REQUIRED WORK -> What lines of the material hold the string "name"? Pull each of them out.

---- DATA IN THIS EXERCISE

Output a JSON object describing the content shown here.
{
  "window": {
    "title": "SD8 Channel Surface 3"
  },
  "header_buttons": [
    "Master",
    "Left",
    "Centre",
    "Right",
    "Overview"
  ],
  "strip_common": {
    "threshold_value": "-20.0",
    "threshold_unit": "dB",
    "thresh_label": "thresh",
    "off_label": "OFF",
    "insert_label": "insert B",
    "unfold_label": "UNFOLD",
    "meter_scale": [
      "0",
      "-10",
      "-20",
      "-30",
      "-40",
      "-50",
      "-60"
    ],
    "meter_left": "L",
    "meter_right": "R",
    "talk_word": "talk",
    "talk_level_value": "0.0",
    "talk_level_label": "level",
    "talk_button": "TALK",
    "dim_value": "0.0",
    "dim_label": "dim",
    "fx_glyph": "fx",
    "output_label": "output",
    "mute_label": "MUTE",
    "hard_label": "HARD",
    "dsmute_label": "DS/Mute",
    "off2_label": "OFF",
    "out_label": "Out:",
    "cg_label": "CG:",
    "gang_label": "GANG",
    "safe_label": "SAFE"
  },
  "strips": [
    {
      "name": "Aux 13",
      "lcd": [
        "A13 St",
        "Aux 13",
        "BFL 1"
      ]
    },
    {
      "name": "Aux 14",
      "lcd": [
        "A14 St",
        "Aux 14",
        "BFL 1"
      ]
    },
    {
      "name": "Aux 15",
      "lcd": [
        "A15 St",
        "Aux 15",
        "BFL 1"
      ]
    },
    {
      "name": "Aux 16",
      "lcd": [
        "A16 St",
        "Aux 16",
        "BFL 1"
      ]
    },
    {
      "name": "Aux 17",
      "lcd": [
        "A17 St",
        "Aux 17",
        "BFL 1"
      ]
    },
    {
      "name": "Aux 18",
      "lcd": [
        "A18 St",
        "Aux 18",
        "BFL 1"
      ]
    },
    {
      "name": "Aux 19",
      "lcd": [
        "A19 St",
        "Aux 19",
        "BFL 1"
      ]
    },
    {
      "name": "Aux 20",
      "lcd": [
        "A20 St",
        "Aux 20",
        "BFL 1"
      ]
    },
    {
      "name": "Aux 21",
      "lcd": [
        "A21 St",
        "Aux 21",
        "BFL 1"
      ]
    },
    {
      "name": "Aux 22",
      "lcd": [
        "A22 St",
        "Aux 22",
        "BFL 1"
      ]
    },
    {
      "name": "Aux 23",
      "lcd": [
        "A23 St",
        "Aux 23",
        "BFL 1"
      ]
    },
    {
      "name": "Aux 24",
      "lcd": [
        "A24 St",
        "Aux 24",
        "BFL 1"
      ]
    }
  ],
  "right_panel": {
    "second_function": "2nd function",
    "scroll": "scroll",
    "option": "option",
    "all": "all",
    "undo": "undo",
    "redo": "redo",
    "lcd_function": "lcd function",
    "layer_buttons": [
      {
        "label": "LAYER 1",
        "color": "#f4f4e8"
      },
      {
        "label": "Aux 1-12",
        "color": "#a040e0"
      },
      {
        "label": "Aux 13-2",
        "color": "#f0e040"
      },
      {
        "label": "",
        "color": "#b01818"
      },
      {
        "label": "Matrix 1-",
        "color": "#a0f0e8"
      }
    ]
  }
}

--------

RESPONSE TO THIS TASK ->
      "name": "Aux 13",
      "name": "Aux 14",
      "name": "Aux 15",
      "name": "Aux 16",
      "name": "Aux 17",
      "name": "Aux 18",
      "name": "Aux 19",
      "name": "Aux 20",
      "name": "Aux 21",
      "name": "Aux 22",
      "name": "Aux 23",
      "name": "Aux 24",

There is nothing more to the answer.